A lot of this comes from the fact that the offensive line couldn’t open up holes for the running backs, but as of the first scrimmage it appears that both Holmes and Coleman have a lot to improve upon.
The receivers were the best unit the offense had on the field (that isn’t saying much).
Marcus Davis was the only starting receiver to catch a pass. He caught three of them for 56 yards.
The receivers as a unit had problems with drops on Saturday, but that was the only real drawback on the day. In a scrimmage, where the offense couldn’t move the ball, the receivers were the only real threat to defensive coordinator Bud Foster’s defense.
The offensive line had a rough day; it wasn't opening up holes for the running backs and couldn’t protect the quarterback.
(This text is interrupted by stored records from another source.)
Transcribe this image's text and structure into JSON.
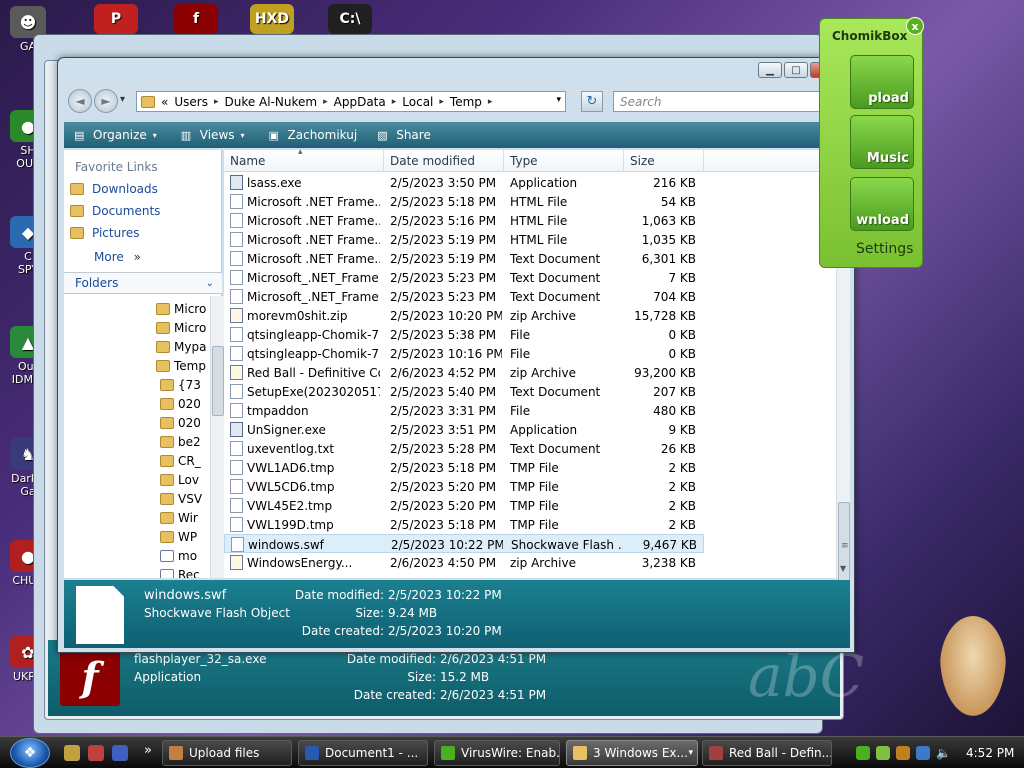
{
  "desktop": {
    "icons": [
      {
        "label": "GA",
        "color": "#5a5a5a",
        "glyph": "☻"
      },
      {
        "label": "SH\nOUT",
        "color": "#2a8a2a",
        "glyph": "●"
      },
      {
        "label": "C\nSPY",
        "color": "#2a6ab0",
        "glyph": "◆"
      },
      {
        "label": "Out\nIDM C",
        "color": "#2a8a3a",
        "glyph": "▲"
      },
      {
        "label": "DarkC\nGa",
        "color": "#3a3a7a",
        "glyph": "♞"
      },
      {
        "label": "CHUZ",
        "color": "#b02020",
        "glyph": "●"
      },
      {
        "label": "UKRA",
        "color": "#b02020",
        "glyph": "✿"
      }
    ],
    "top_icons": [
      {
        "glyph": "P",
        "color": "#c02020"
      },
      {
        "glyph": "f",
        "color": "#8b0000"
      },
      {
        "glyph": "HXD",
        "color": "#c0a020"
      },
      {
        "glyph": "C:\\",
        "color": "#202020"
      }
    ]
  },
  "bg_window": {
    "filename": "flashplayer_32_sa.exe",
    "type": "Application",
    "modified_label": "Date modified:",
    "modified": "2/6/2023 4:51 PM",
    "size_label": "Size:",
    "size": "15.2 MB",
    "created_label": "Date created:",
    "created": "2/6/2023 4:51 PM",
    "watermark": "abC",
    "flash_glyph": "f"
  },
  "window": {
    "controls": {
      "minimize": "▁",
      "maximize": "□",
      "close": "✕"
    },
    "nav": {
      "back": "◄",
      "forward": "►",
      "history": "▾"
    },
    "address": {
      "prefix": "«",
      "crumbs": [
        "Users",
        "Duke Al-Nukem",
        "AppData",
        "Local",
        "Temp"
      ],
      "sep": "▸",
      "dropdown": "▾"
    },
    "refresh": "↻",
    "search": {
      "placeholder": "Search",
      "icon": "⚲"
    },
    "commands": [
      {
        "label": "Organize",
        "icon": "▤",
        "arrow": "▾"
      },
      {
        "label": "Views",
        "icon": "▥",
        "arrow": "▾"
      },
      {
        "label": "Zachomikuj",
        "icon": "▣",
        "arrow": ""
      },
      {
        "label": "Share",
        "icon": "▧",
        "arrow": ""
      }
    ],
    "help": "?",
    "favorite_links": {
      "title": "Favorite Links",
      "items": [
        "Downloads",
        "Documents",
        "Pictures"
      ],
      "more": "More",
      "more_arrow": "»"
    },
    "folders": {
      "title": "Folders",
      "chevron": "⌄",
      "items": [
        {
          "label": "Micro",
          "indent": 0,
          "zip": false
        },
        {
          "label": "Micro",
          "indent": 0,
          "zip": false
        },
        {
          "label": "Mypa",
          "indent": 0,
          "zip": false
        },
        {
          "label": "Temp",
          "indent": 0,
          "zip": false
        },
        {
          "label": "{73",
          "indent": 1,
          "zip": false
        },
        {
          "label": "020",
          "indent": 1,
          "zip": false
        },
        {
          "label": "020",
          "indent": 1,
          "zip": false
        },
        {
          "label": "be2",
          "indent": 1,
          "zip": false
        },
        {
          "label": "CR_",
          "indent": 1,
          "zip": false
        },
        {
          "label": "Lov",
          "indent": 1,
          "zip": false
        },
        {
          "label": "VSV",
          "indent": 1,
          "zip": false
        },
        {
          "label": "Wir",
          "indent": 1,
          "zip": false
        },
        {
          "label": "WP",
          "indent": 1,
          "zip": false
        },
        {
          "label": "mo",
          "indent": 1,
          "zip": true
        },
        {
          "label": "Rec",
          "indent": 1,
          "zip": true
        }
      ]
    },
    "columns": [
      "Name",
      "Date modified",
      "Type",
      "Size"
    ],
    "sort_indicator": "▴",
    "files": [
      {
        "name": "lsass.exe",
        "date": "2/5/2023 3:50 PM",
        "type": "Application",
        "size": "216 KB",
        "icon": "app"
      },
      {
        "name": "Microsoft .NET Frame...",
        "date": "2/5/2023 5:18 PM",
        "type": "HTML File",
        "size": "54 KB",
        "icon": "doc"
      },
      {
        "name": "Microsoft .NET Frame...",
        "date": "2/5/2023 5:16 PM",
        "type": "HTML File",
        "size": "1,063 KB",
        "icon": "doc"
      },
      {
        "name": "Microsoft .NET Frame...",
        "date": "2/5/2023 5:19 PM",
        "type": "HTML File",
        "size": "1,035 KB",
        "icon": "doc"
      },
      {
        "name": "Microsoft .NET Frame...",
        "date": "2/5/2023 5:19 PM",
        "type": "Text Document",
        "size": "6,301 KB",
        "icon": "doc"
      },
      {
        "name": "Microsoft_.NET_Frame...",
        "date": "2/5/2023 5:23 PM",
        "type": "Text Document",
        "size": "7 KB",
        "icon": "doc"
      },
      {
        "name": "Microsoft_.NET_Frame...",
        "date": "2/5/2023 5:23 PM",
        "type": "Text Document",
        "size": "704 KB",
        "icon": "doc"
      },
      {
        "name": "morevm0shit.zip",
        "date": "2/5/2023 10:20 PM",
        "type": "zip Archive",
        "size": "15,728 KB",
        "icon": "zip"
      },
      {
        "name": "qtsingleapp-Chomik-7...",
        "date": "2/5/2023 5:38 PM",
        "type": "File",
        "size": "0 KB",
        "icon": "doc"
      },
      {
        "name": "qtsingleapp-Chomik-7...",
        "date": "2/5/2023 10:16 PM",
        "type": "File",
        "size": "0 KB",
        "icon": "doc"
      },
      {
        "name": "Red Ball - Definitive Co...",
        "date": "2/6/2023 4:52 PM",
        "type": "zip Archive",
        "size": "93,200 KB",
        "icon": "zip"
      },
      {
        "name": "SetupExe(20230205173...",
        "date": "2/5/2023 5:40 PM",
        "type": "Text Document",
        "size": "207 KB",
        "icon": "doc"
      },
      {
        "name": "tmpaddon",
        "date": "2/5/2023 3:31 PM",
        "type": "File",
        "size": "480 KB",
        "icon": "doc"
      },
      {
        "name": "UnSigner.exe",
        "date": "2/5/2023 3:51 PM",
        "type": "Application",
        "size": "9 KB",
        "icon": "app"
      },
      {
        "name": "uxeventlog.txt",
        "date": "2/5/2023 5:28 PM",
        "type": "Text Document",
        "size": "26 KB",
        "icon": "doc"
      },
      {
        "name": "VWL1AD6.tmp",
        "date": "2/5/2023 5:18 PM",
        "type": "TMP File",
        "size": "2 KB",
        "icon": "doc"
      },
      {
        "name": "VWL5CD6.tmp",
        "date": "2/5/2023 5:20 PM",
        "type": "TMP File",
        "size": "2 KB",
        "icon": "doc"
      },
      {
        "name": "VWL45E2.tmp",
        "date": "2/5/2023 5:20 PM",
        "type": "TMP File",
        "size": "2 KB",
        "icon": "doc"
      },
      {
        "name": "VWL199D.tmp",
        "date": "2/5/2023 5:18 PM",
        "type": "TMP File",
        "size": "2 KB",
        "icon": "doc"
      },
      {
        "name": "windows.swf",
        "date": "2/5/2023 10:22 PM",
        "type": "Shockwave Flash ...",
        "size": "9,467 KB",
        "icon": "doc"
      },
      {
        "name": "WindowsEnergy...",
        "date": "2/6/2023 4:50 PM",
        "type": "zip Archive",
        "size": "3,238 KB",
        "icon": "zip"
      }
    ],
    "selected_index": 19,
    "scroll": {
      "up": "▲",
      "down": "▼",
      "grip": "≡"
    },
    "details": {
      "filename": "windows.swf",
      "type": "Shockwave Flash Object",
      "modified_label": "Date modified:",
      "modified": "2/5/2023 10:22 PM",
      "size_label": "Size:",
      "size": "9.24 MB",
      "created_label": "Date created:",
      "created": "2/5/2023 10:20 PM"
    }
  },
  "chomikbox": {
    "title": "ChomikBox",
    "close": "x",
    "buttons": [
      "pload",
      "Music",
      "wnload"
    ],
    "settings": "Settings"
  },
  "taskbar": {
    "start_glyph": "❖",
    "more": "»",
    "tasks": [
      {
        "label": "Upload files",
        "color": "#c08040",
        "active": false
      },
      {
        "label": "Document1 - ...",
        "color": "#2a5ab0",
        "active": false
      },
      {
        "label": "VirusWire: Enab...",
        "color": "#4ab020",
        "active": false
      },
      {
        "label": "3 Windows Ex...",
        "color": "#e8c060",
        "active": true,
        "arrow": "▾"
      },
      {
        "label": "Red Ball - Defin...",
        "color": "#a04040",
        "active": false
      }
    ],
    "clock": "4:52 PM",
    "tray_glyph_volume": "🔈"
  },
  "colors": {
    "accent": "#1e5f75",
    "selection": "#ddeefb",
    "link": "#1a4a9a",
    "chomik_green": "#7ac030"
  }
}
The line gave up 11 sacks and is an inexperienced group, but 11 is still quite a number.
It didn’t help that the defense was already blitzing, but that is how the Hokies' coaching staff wants it. Start with blitzes and then use mistakes to teach. The lone lesson the public learned from the scrimmage is that the line still has a lot to learn.
Now it’s time to talk about the units that looked like a seasoned and veteran group. The defensive line had a great day.
Luther Maddy and James Gayle were the standouts of this unit. Maddy had 1.5 sacks, while Gayle had a half sack and two quarterback hurries.
The line was dominant in the scrimmage and if it can continue to grow as a unit, then it could become formidable this season.
The linebackers had a great scrimmage, but Alonzo Tweedy stole the show. Tweedy had eight tackles, 2.5 of those were for a loss, and for good measure he added 1.5 sacks.
However, Tweedy wasn’t the only linebacker flexing his muscle against the offense. Ronny Vandyke had two tackles and one interception.
The linebackers appear ready to take the next step and become dominant, and what’s scary is that they aren’t even healthy yet.
This unit is only returning one starter at the same position they played last season (Kyle Fuller), but it still looked like the stingy pass coverage that the Hokies have become known for.
Fuller had an excellent day; he had one interception and one pass breakup, but what had fans buzzing was what he did with his pick. He ran it back for a 51-yard touchdown. True freshman Donaldven Manning also stood out as he had three tackles (one for loss) and a sack.
If the entire defense continues to be this dominant, then this could be one of the best defenses that Bud Foster has ever had.